  • Dummy4 on July 3, 2013, 10:28 GMT

    How anyone can support Warner's inclusion is a little beyone me as Sunil_Batra pointed out he's had precisely one innings of any note and he's proven himself as a head case. Why not go with Smith who has been looking better and better. Personally I'd even consider going with an extra bowler since that's where the team's real strength lies.

  • Ash on July 3, 2013, 9:30 GMT

    cowan appalling once again. 2 runouts, slowing the run rate, and running the best batsmen out. surely he can't be in the ashes team.

  • Ross on July 3, 2013, 9:00 GMT
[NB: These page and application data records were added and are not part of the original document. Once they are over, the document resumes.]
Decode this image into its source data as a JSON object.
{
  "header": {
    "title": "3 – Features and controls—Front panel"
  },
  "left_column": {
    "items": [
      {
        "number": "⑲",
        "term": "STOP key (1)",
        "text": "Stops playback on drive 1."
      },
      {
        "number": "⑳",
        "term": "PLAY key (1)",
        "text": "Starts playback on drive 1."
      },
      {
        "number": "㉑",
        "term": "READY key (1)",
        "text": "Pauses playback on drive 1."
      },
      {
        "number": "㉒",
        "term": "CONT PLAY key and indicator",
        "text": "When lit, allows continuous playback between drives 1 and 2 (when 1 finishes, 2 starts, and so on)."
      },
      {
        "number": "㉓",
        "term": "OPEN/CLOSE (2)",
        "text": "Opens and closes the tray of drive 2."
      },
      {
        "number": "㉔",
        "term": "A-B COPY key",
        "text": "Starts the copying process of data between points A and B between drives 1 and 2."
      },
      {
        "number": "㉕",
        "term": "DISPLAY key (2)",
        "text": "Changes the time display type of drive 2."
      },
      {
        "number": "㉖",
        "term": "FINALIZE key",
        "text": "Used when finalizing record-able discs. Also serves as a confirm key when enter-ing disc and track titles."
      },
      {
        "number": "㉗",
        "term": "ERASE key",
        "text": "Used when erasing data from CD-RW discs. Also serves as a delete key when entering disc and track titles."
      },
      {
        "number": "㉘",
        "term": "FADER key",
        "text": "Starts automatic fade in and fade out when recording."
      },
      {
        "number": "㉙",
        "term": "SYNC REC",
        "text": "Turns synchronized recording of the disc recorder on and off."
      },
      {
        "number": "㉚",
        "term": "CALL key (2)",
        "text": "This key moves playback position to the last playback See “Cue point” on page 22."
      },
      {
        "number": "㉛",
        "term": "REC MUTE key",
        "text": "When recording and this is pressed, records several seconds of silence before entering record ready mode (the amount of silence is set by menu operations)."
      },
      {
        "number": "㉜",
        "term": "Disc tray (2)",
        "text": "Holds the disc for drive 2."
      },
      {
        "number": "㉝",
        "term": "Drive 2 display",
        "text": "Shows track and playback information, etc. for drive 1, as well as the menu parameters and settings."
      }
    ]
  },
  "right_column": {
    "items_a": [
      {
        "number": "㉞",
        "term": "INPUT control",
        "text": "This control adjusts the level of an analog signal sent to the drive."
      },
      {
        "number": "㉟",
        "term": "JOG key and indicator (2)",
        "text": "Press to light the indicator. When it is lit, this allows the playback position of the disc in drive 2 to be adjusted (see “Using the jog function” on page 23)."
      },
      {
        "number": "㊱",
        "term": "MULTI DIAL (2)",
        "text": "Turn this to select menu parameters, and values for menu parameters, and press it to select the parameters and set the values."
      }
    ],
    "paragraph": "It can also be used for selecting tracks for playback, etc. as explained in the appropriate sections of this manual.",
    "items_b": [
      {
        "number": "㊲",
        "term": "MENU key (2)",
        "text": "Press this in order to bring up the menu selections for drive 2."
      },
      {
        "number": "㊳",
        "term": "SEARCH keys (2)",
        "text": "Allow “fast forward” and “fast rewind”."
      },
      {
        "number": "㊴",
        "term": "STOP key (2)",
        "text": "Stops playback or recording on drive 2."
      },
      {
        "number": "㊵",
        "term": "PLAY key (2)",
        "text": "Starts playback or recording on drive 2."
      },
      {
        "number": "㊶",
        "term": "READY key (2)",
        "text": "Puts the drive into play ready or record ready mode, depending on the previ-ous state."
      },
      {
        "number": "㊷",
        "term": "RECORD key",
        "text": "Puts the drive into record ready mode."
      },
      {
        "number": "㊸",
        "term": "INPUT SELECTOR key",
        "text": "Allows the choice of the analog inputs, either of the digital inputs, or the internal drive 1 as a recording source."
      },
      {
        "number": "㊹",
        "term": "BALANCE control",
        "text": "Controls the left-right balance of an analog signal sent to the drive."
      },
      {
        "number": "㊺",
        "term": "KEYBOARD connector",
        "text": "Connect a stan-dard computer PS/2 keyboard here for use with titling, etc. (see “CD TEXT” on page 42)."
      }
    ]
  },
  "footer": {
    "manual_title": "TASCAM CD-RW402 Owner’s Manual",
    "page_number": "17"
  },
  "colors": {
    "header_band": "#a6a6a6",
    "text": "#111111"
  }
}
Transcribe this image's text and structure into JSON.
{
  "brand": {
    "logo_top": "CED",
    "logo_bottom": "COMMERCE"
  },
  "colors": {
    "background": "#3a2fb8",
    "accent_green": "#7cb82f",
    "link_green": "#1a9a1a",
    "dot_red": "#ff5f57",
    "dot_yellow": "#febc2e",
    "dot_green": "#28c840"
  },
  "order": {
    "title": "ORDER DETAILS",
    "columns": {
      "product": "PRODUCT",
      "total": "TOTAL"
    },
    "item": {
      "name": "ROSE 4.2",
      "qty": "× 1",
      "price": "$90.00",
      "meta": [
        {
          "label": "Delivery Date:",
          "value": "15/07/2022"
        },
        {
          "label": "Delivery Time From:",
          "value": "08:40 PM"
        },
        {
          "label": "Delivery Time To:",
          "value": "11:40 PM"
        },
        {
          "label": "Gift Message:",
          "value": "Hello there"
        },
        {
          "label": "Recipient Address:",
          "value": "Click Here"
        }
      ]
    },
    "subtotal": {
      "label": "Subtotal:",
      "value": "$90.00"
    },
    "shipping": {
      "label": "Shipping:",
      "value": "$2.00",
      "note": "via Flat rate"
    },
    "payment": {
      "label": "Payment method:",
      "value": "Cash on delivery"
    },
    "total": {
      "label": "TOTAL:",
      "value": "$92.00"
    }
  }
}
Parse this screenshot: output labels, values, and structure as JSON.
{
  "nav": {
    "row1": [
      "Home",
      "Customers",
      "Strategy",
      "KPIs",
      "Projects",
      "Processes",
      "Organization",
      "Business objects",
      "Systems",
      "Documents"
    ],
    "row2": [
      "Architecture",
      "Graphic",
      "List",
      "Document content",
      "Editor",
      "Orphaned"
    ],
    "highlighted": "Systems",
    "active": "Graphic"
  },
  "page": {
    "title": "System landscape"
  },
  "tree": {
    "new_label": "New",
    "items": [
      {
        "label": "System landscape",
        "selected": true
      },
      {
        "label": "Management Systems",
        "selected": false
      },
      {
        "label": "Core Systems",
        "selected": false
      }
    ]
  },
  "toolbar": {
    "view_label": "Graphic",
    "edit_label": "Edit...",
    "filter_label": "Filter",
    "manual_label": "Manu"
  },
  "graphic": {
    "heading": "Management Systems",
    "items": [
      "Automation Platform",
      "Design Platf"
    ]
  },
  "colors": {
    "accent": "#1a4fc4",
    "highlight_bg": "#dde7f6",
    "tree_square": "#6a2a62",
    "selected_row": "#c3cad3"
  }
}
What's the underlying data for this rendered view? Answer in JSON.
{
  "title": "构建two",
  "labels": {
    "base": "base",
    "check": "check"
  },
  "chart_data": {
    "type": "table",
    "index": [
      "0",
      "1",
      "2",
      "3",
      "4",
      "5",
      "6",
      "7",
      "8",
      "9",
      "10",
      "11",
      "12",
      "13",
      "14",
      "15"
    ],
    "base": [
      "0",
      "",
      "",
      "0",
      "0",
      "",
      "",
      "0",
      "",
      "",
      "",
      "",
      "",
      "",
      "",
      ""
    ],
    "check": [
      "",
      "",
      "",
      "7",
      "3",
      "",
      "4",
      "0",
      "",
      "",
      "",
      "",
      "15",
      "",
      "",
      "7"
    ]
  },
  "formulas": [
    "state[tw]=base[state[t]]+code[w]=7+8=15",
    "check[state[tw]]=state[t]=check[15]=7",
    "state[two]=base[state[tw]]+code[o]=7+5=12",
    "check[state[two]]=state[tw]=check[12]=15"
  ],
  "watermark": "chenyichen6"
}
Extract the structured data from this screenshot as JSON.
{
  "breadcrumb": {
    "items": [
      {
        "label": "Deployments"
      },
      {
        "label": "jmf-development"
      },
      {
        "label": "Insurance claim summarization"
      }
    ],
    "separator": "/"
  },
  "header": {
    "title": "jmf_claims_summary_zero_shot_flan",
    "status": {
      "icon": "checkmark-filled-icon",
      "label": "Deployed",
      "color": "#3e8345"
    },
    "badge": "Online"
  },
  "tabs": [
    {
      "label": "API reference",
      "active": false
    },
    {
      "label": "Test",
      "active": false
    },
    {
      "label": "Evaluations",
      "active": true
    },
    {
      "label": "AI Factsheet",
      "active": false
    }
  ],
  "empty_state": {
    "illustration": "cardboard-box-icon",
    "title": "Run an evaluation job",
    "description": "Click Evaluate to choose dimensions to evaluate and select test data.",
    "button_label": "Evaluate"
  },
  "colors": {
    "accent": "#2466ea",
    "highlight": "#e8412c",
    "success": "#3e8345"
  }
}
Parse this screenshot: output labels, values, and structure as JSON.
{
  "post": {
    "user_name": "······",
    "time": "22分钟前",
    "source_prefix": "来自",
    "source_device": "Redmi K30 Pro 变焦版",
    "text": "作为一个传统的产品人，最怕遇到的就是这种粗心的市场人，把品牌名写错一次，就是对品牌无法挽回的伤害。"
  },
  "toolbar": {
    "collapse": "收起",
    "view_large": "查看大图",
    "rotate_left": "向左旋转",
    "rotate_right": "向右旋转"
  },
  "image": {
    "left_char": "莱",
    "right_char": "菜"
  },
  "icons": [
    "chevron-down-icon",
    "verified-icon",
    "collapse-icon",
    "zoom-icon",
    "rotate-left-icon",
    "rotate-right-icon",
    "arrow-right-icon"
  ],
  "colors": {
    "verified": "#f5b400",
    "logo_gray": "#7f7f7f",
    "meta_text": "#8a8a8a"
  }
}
    Folks are being negative to Cowan, i like the guy but to put it bluntly Cowan probably didn't show enough in this gameto push out Khawaja for the number 3 spot or Hughes out of 5, I think everyone can agree Khawaja has waited long enough while Hughes and Cowan have been given chances over and over again. In terms of Watson as I mentioned else where it was'nt long ago he was doing the same in the India warm up games, but he gets his place but still needs to perform to keep his spot from Warner. I am loving what i am seeing between Watson and Rogers, its a match made in heaven.

  • Rahul on July 3, 2013, 8:43 GMT

    What is sad Amith is that if there had been any real forsight, we'd have had Khawaja in the team at least since Ponting was gone, but preferrably sooner. If he'd been there consistently since Ponting had retired, he'd have played seven straight Tests by now and would at least have built up a little experience.It's also frustrating that Hughes keeps being moved. I find it amazing that all these "coaches" cannot decide where he should bat - open, first drop, middle order, lower order. It is ridiculous. The only thing more ridiculous is that there is talk that Warner should bat six. I mean seriously, he has one amazing innings where he bats through and now people suddenly think he's gonna be a Border/Waugh/Hussey innings saver in the lower order? Crazy…

  • Lewis on July 3, 2013, 8:37 GMT

    I don't think Cowan shouldn't be discarded because he's slow.But do we want a grafted 30 from our number three after a bright opening partnership, slowly allowing the openers to get on top?Rogers is basically a better version of Cowan, with more proven form, and in better form. We don't need two of them in the top three. Khawaja has to be 3 with Hughes at 5. Khawaja is a natual 3 at shield level so that's what he does and he can take his game to a new level if given the chance. Hughes is on his last chance and i hope he comes through. Watson will be a gun for us.

  • Amith on July 3, 2013, 8:24 GMT

    I think boof is making all the right moves with our batting, Clarke should move up to 4, Khawaja is our best 3 and should be there in the first test given he bats at that position for the Bulls and Blues previously and Watson and Rogers are our best openers, top stuff boof. I also like the idea of Warner at 6 like Gilly used to be. Khawaja has waited 6 months under Arthur to get a game which is no way to treat one of our best young talents and espeically when we need quality batsman. Punter endorsed him as his replacement and so did mr.cricket and hopefully with boof and Clarke making the calls he will get a run similar to what Cowan and Hughes have had. So my batting lineup would be Watson, Rogers, Khawaja, Clarke, Hughes, Warner, Haddin. Cowan may have run himself out of the team when he ran Clarke out.

  • Chris on July 3, 2013, 8:19 GMT

    anyone else consider the Australian warm up matches devoid of a real challenge? this attack and the Somerset attack arent at full capacity, especially the Somerset attack. Not sure if there might be a false sense of security for the Aussies, lets hope so because the batting looks in decent shape.

    I remember looking at the stats of the bowlers in England's pre-test warm up matches against India last winter and its was similar, a few debuts, very little FC experience etc. Jonny Bairstow hit a hundred in about 60 balls in one match and yet we lost the first game of the test series.

    who knows how it will play out, cant blame anyone, the counties will be looking towards 20/20 and don't want to risk injuries while giving young players some exposure.